Press releases

Deputy-ombudsman Sakslin urges expedition of measures to improve status of children that have come to Finland unaccompanied

Deputy-Ombudsman Maija Sakslin has called for expedition of a legislative amendment to ensure that the right of children who have sought international protection to receive basic education free of charge is safeguarded by law. This is required by both the Constitution and the Convention on the Rights of the Child.

The Deputy-Ombudsman asked the Ministry of Education and Culture to inform her, by the end of February, of what stage has been reached in preparatory work in the matter.

Last winter, the Eduskunta deliberated a Bill dealing with the reception of persons seeking international protection. The Constitutional Law Committee considered it important in that conjunction that children's right to basic education free of charge be safeguarded in legislation as soon as possible. The reform was included in the Programme for Government adopted by the coalition headed by Prime Minister Jyrki Katainen.

The Deputy-Ombudsman investigated the matter on her own initiative. It had been found on an inspection visit in 2010 that basic education had not been arranged for children who had arrived in the country unaccompanied and were accommodated in Siuntio. This was different from the practice observed by other municipalities.

Siuntio claimed that it did not have a statutory obligation to arrange teaching. The municipality has subsequently changed its position, and since last autumn children have been able to take part in courses intended for immigrants.

Guidelines and advice for municipalities

The Deputy-Ombudsman is also concerned that a child who has arrived unaccompanied may be deprived of child welfare services, because harmonisation of the legislation regulating different sectors of administration and official practices is proving difficult.

The problem was highlighted after the Ombudsman had received documents containing inaccuracies and erroneous information from a child welfare authority. They were apparently due to the authority's unfamiliarity with the procedure for seeking asylum. 

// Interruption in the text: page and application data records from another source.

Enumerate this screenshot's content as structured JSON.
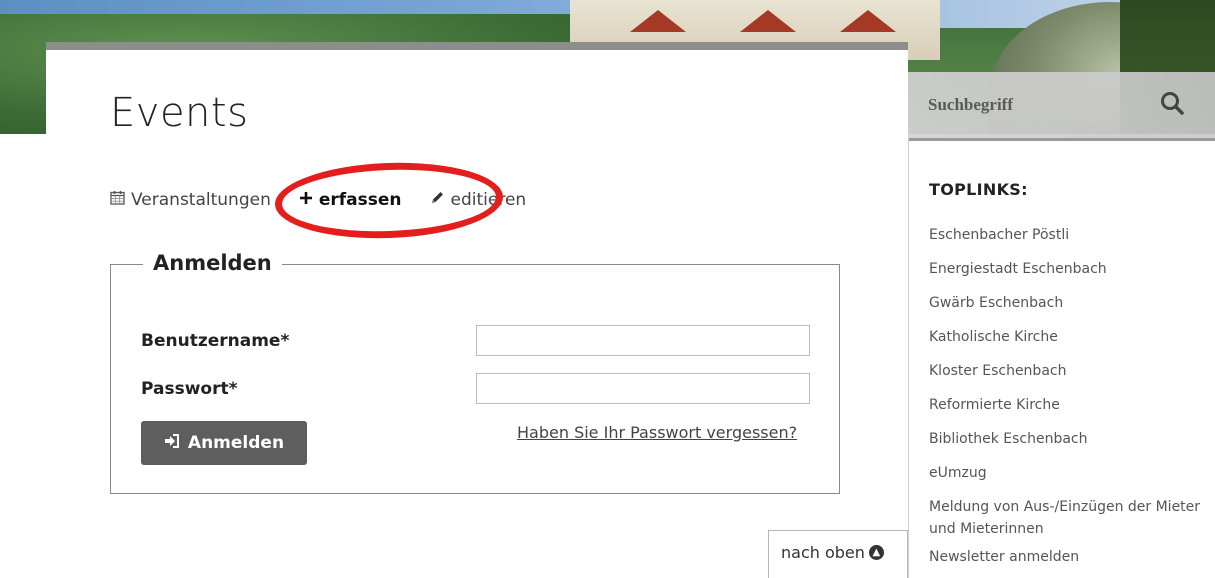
{
  "page": {
    "title": "Events"
  },
  "subnav": {
    "items": [
      {
        "icon": "calendar-icon",
        "label": "Veranstaltungen"
      },
      {
        "icon": "plus-icon",
        "label": "erfassen"
      },
      {
        "icon": "pencil-icon",
        "label": "editieren"
      }
    ]
  },
  "login": {
    "legend": "Anmelden",
    "username_label": "Benutzername*",
    "username_value": "",
    "password_label": "Passwort*",
    "password_value": "",
    "submit_label": "Anmelden",
    "forgot_label": "Haben Sie Ihr Passwort vergessen?"
  },
  "back_to_top": {
    "label": "nach oben"
  },
  "search": {
    "placeholder": "Suchbegriff"
  },
  "sidebar": {
    "heading": "TOPLINKS:",
    "links": [
      "Eschenbacher Pöstli",
      "Energiestadt Eschenbach",
      "Gwärb Eschenbach",
      "Katholische Kirche",
      "Kloster Eschenbach",
      "Reformierte Kirche",
      "Bibliothek Eschenbach",
      "eUmzug",
      "Meldung von Aus-/Einzügen der Mieter und Mieterinnen",
      "Newsletter anmelden"
    ]
  },
  "colors": {
    "highlight": "#e41d1d",
    "button_bg": "#5e5e5e",
    "text": "#222222"
  }
}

Deputy-Ombudsman Sakslin has recommended to the Ministry of the Interior and the Ministry of Social Affairs and Health that they collaborate to arrange guidelines and advice for municipal child welfare authorities.

Guidelines are needed in situations where a child's status is determined on the basis of both the legislation regulating the reception of a person seeking international protection and promotion of integration of immigrants, on the one hand, and at the same time the Child Welfare Act and other social welfare legislation, on the other.

Deputy-Ombudsman Sakslin asked the ministries to inform her, by the beginning of April, whether her recommendation had warranted measures on their part.

Additional info will be provided by Senior Legal Adviser Kirsti Kurki-Suonio, tel. +358 (0)9 432 3357.